Work instructions | Filter the records for "number" and keep each line that has it.

- - - -

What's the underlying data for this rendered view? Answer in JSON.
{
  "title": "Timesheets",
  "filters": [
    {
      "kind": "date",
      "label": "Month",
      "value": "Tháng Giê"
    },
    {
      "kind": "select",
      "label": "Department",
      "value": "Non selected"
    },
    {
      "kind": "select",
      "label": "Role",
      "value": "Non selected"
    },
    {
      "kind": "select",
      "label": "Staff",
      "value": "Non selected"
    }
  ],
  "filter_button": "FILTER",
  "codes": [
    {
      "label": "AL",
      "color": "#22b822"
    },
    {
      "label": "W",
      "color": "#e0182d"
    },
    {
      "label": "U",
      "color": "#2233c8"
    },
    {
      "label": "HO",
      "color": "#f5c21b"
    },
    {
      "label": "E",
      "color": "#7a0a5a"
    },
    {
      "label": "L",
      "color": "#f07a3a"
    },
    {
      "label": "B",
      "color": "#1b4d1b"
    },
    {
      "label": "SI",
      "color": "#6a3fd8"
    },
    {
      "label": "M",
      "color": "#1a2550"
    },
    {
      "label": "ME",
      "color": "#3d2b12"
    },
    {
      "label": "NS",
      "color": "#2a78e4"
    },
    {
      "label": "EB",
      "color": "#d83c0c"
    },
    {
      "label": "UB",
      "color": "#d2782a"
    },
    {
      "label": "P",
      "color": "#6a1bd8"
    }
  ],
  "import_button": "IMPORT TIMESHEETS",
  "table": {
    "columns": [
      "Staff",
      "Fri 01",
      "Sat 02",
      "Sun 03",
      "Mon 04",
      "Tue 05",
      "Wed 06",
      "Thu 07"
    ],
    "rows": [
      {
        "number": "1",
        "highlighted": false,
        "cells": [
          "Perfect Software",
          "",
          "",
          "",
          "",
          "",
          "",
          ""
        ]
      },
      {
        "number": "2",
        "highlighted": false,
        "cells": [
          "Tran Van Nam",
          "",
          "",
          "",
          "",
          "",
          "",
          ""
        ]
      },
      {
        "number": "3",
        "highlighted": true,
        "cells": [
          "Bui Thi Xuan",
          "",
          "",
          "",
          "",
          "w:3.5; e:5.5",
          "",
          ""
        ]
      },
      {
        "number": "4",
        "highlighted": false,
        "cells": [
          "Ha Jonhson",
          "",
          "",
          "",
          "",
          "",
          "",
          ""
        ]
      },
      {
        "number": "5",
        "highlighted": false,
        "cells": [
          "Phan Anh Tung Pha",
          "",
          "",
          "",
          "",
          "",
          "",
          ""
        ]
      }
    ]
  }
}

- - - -

Solved problem |
        "number": "1",
        "number": "2",
        "number": "3",
        "number": "4",
        "number": "5",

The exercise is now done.